“Be ready to meet expectations and prepare for the unexpected.” Those were the words of NASA Deputy Administrator Pam Melroy as she spoke virtually during a recent Safety Day at NASA’s Armstrong Flight Research Center in Edwards, California.
Highlighting some of the agency’s top priorities for a very busy year, Melroy mentioned preparing for the launch of the Artemis mission, bringing the James Webb Space Telescope online and capturing the first science with it, and closer to at home at NASA Armstrong, preparing to fly the X-59 supersonic aircraft and the all-electric X-57 Mod II.
Before being selected as a NASA astronaut, piloting two space shuttles and commanding an orbiter mission, Melroy was a US Air Force test pilot. This is where safety was instilled in him, including best practices and the recognition that some factors are beyond people’s ability to control, such as the weather.
Melroy is familiar with Edwards Air Force Base, where she graduated from the Air Force Test Pilot School in 1991. Her first assignment was to the Air Force Flight Test Center at Edwards Test Operations, and she has spoken of her work with the C-17 Combined Force Test. The C-17 was in development testing and Melroy supervised structural testing.

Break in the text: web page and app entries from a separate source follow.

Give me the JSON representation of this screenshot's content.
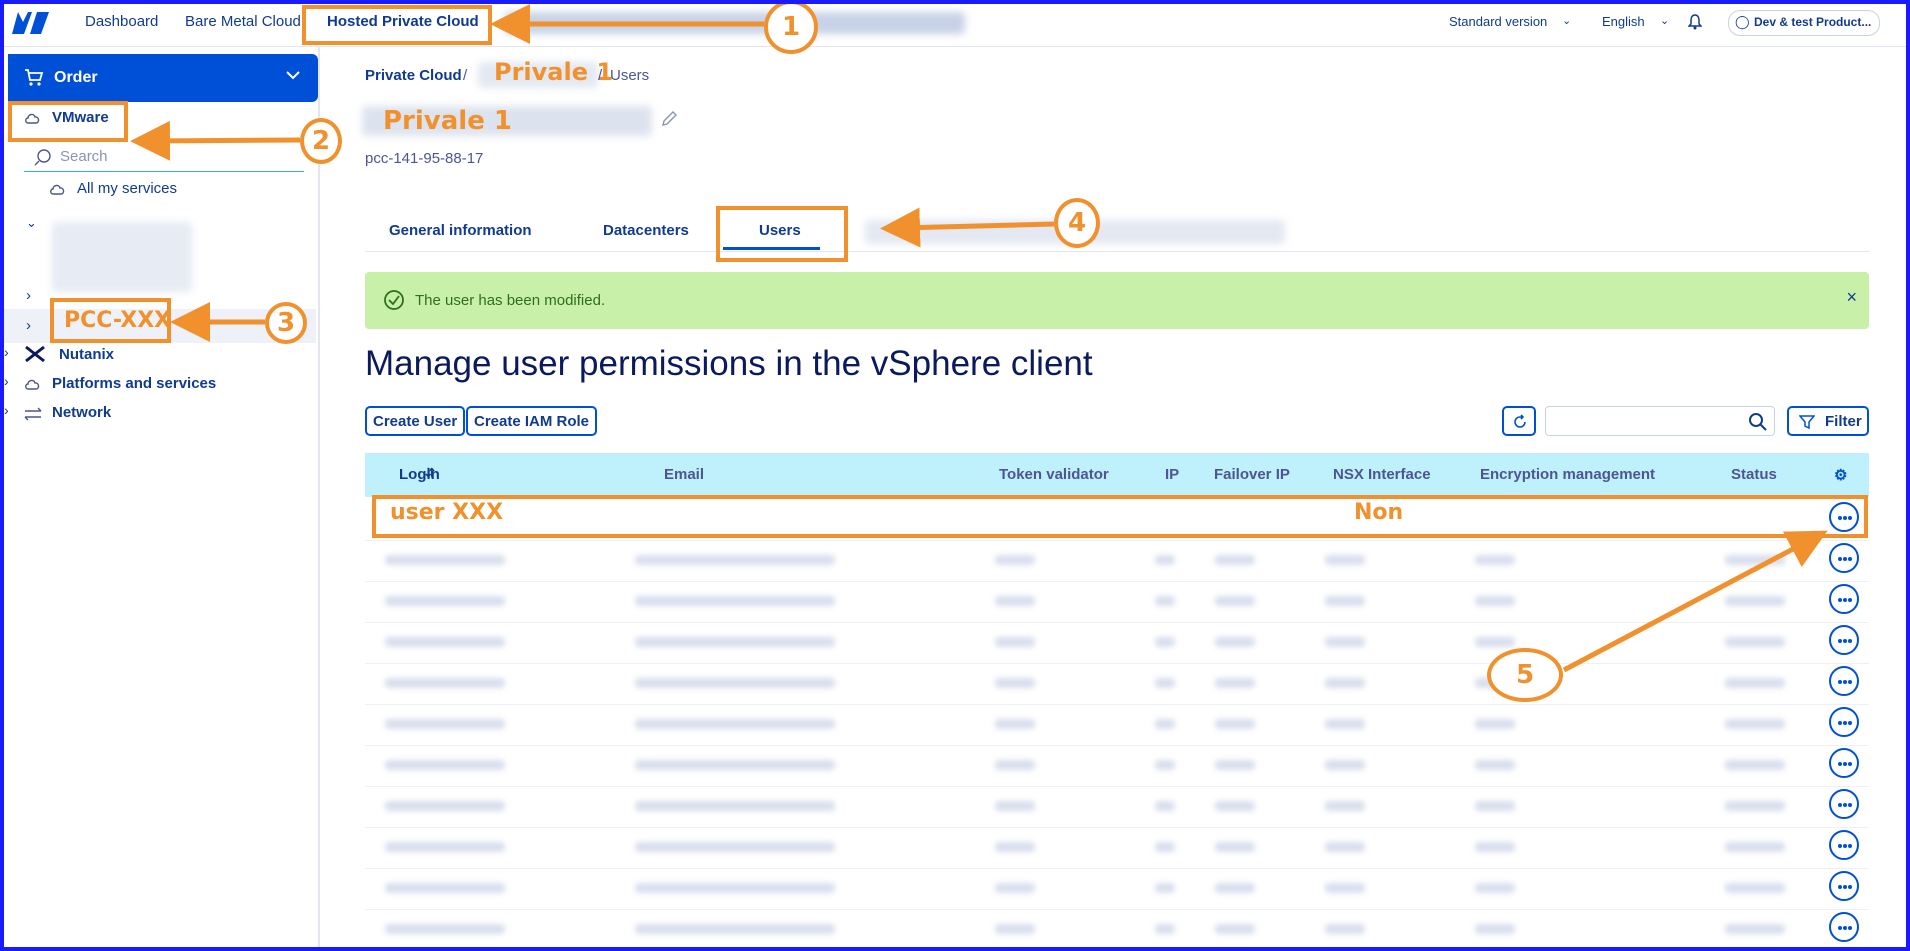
{
  "topbar": {
    "nav": [
      "Dashboard",
      "Bare Metal Cloud",
      "Hosted Private Cloud"
    ],
    "version": "Standard version",
    "language": "English",
    "account": "Dev & test Product..."
  },
  "sidebar": {
    "order_label": "Order",
    "vmware": "VMware",
    "search_placeholder": "Search",
    "all_services": "All my services",
    "pcc": "PCC-XXX",
    "nutanix": "Nutanix",
    "platforms": "Platforms and services",
    "network": "Network"
  },
  "breadcrumb": {
    "root": "Private Cloud",
    "sep": "/",
    "name": "Privale 1",
    "sep2": "/",
    "current": "Users"
  },
  "header": {
    "title": "Privale 1",
    "service_id": "pcc-141-95-88-17"
  },
  "tabs": [
    "General information",
    "Datacenters",
    "Users"
  ],
  "alert": {
    "message": "The user has been modified.",
    "close": "×"
  },
  "page_title": "Manage user permissions in the vSphere client",
  "toolbar": {
    "create_user": "Create User",
    "create_iam": "Create IAM Role",
    "filter": "Filter"
  },
  "table": {
    "headers": [
      "Login",
      "Email",
      "Token validator",
      "IP",
      "Failover IP",
      "NSX Interface",
      "Encryption management",
      "Status"
    ],
    "first_row": {
      "login": "user XXX",
      "nsx": "Non"
    },
    "row_count": 11
  },
  "annotations": [
    "1",
    "2",
    "3",
    "4",
    "5"
  ],
  "colors": {
    "accent": "#0050d7",
    "annotation": "#f0912e",
    "header_bg": "#bef1fc",
    "alert_bg": "#c8f0a8"
  }
}
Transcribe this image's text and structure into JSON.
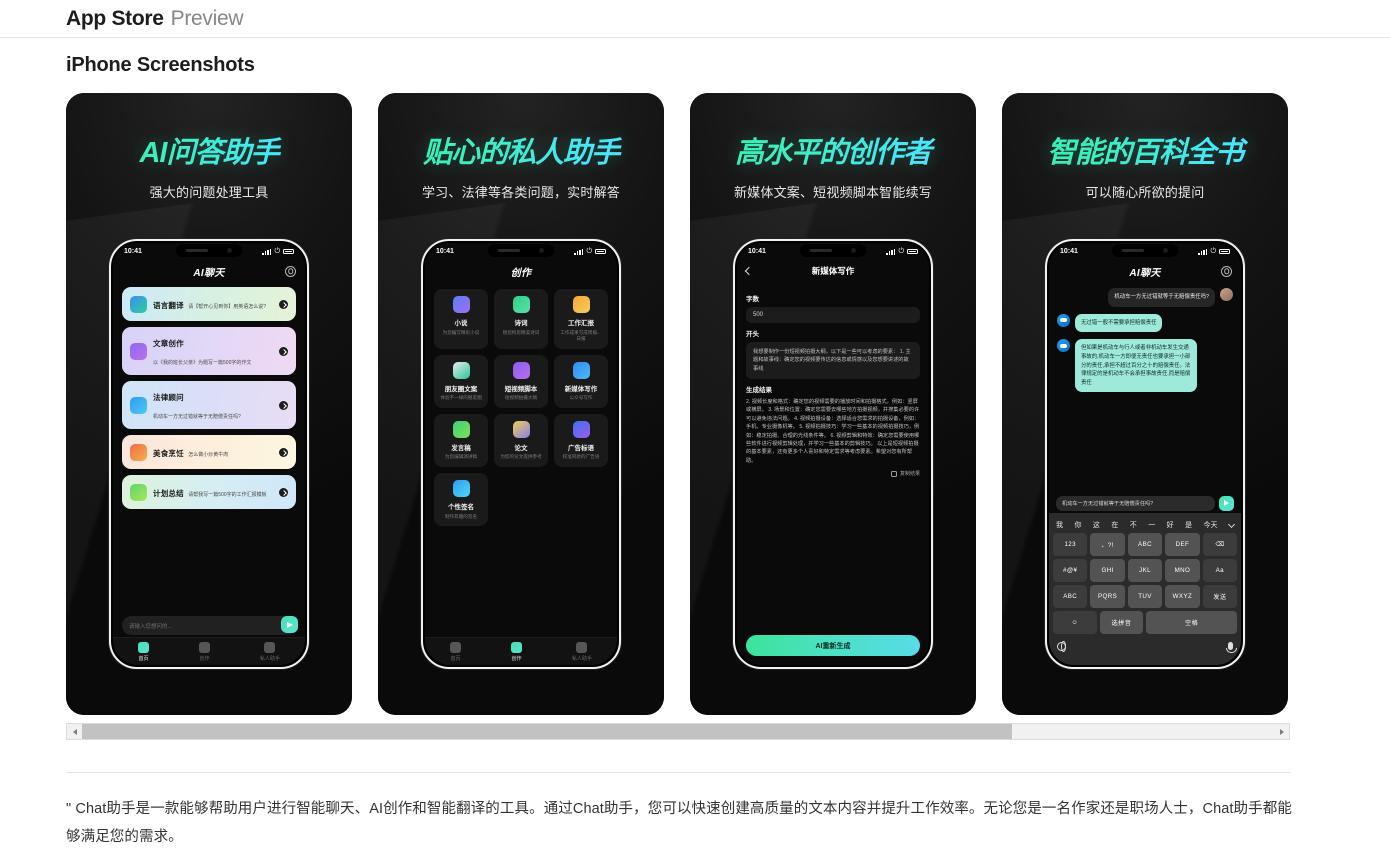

“We loaded the plane with weird cargo configurations, test modes and maneuvers,” she said. “We tested the aircraft at 80% of its load limits, then performed an analysis, while setting the load limit to 100%.”
On one flight in particular, conditions were not conducive to testing, leading the team to perform a maneuver that had been advised, but not practiced. To make matters worse, it was almost sunset.
“The C-17 was one of the first heavy aircraft to use fly-by-wire controls,” she explained. “It wasn’t always predictable. We did the maneuver and all the lights went out on the warning panel. We took a step back, reset the electronic controls and determined that we had exceeded the load limits of the vehicle. “plane. We did a full flight controllability check and then landed 30 minutes after sunset in complete darkness. It was not an ideal situation.”
The decisions that led to this situation are attributed to the rush to meet an artificial deadline.
“There was some complacency late in the program. Most test mishaps don’t happen in the middle of a tough test map because everyone is so focused. It’s when there are transitions or when the team does something that’s not that difficult that situations can arise.
It was comfort that led to the maneuver that wasn’t performed in the simulator and here’s the real surprise: the maneuver took the plane to 138% of its design limit.
When Melroy commissioned the space shuttle Discovery in October 2007, she had to weigh options for fixing a solar panel.
“When it was rolled out, it snagged and started to tear,” she recalls. We stopped and it was like a boat with the sail halfway up. It’s a terrible place to be a commander and decide to fix the solar panel because it violated safety rules. I weighed the potential risk on a spacewalk versus the actual risk.
Mission Specialist Scott Parazynski, who was balancing on an extended robotic arm, worked to put the first point on the board without touching it. It wasn’t obvious to him, but Doug Wheelock was watching carefully and was able to alert Parazynski to look outside as the solar panel was about to hit him.
“A lot of times in dangerous operations, the team focuses on the dangerous and misses the big picture,” Melroy said. “We all play a role. It’s up to all of us to keep our eyes wide open. »
Melroy gave another piece of advice – wait until the danger has passed before celebrating. The crew wanted to celebrate the major accomplishment of fixing the solar panel, but Melroy reminded everyone to wait until the spacewalkers had safely passed through the airlock.
“It’s after, or in between, when everything is fine and seems normal, or something you’ve been doing all the time, when complacency takes hold of you,” she said.